Segment Start: Exercise data
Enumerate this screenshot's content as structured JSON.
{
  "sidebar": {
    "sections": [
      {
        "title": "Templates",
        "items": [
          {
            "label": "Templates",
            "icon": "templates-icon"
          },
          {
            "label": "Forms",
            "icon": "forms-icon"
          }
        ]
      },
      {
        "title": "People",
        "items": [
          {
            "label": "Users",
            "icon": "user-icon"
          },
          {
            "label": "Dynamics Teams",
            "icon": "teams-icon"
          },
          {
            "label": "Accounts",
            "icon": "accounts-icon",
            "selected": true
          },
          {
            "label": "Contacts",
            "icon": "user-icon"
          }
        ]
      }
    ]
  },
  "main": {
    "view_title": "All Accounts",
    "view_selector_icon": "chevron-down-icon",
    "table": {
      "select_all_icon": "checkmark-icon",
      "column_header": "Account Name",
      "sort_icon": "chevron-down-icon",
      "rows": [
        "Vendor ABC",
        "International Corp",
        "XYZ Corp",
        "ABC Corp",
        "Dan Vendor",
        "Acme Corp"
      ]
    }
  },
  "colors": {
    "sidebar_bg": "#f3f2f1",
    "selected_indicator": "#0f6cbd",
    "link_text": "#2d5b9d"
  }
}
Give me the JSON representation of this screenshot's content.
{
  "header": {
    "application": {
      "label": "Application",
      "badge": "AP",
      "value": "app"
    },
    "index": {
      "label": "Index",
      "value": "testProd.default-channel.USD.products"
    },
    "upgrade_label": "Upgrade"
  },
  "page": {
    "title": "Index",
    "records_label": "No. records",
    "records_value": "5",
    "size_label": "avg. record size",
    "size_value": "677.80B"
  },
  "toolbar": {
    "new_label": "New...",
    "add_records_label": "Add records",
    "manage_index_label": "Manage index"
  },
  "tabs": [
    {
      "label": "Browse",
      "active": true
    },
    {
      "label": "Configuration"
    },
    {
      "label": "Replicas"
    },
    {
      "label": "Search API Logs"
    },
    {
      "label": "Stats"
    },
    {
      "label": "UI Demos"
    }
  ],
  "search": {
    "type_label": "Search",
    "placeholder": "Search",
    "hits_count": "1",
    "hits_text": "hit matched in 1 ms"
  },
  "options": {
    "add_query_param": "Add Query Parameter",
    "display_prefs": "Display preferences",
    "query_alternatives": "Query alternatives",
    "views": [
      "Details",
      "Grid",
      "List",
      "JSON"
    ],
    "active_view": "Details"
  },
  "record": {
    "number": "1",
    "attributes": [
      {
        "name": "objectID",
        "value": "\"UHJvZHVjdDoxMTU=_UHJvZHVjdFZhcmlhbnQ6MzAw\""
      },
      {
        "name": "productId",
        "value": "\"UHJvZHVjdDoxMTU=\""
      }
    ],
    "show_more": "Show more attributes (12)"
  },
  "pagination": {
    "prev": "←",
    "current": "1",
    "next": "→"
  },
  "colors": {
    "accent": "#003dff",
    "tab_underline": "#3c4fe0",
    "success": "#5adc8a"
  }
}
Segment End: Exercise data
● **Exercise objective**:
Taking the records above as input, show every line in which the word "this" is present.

● **Written solution**:
Enumerate this screenshot's content as structured JSON.
Give me the JSON representation of this screenshot's content.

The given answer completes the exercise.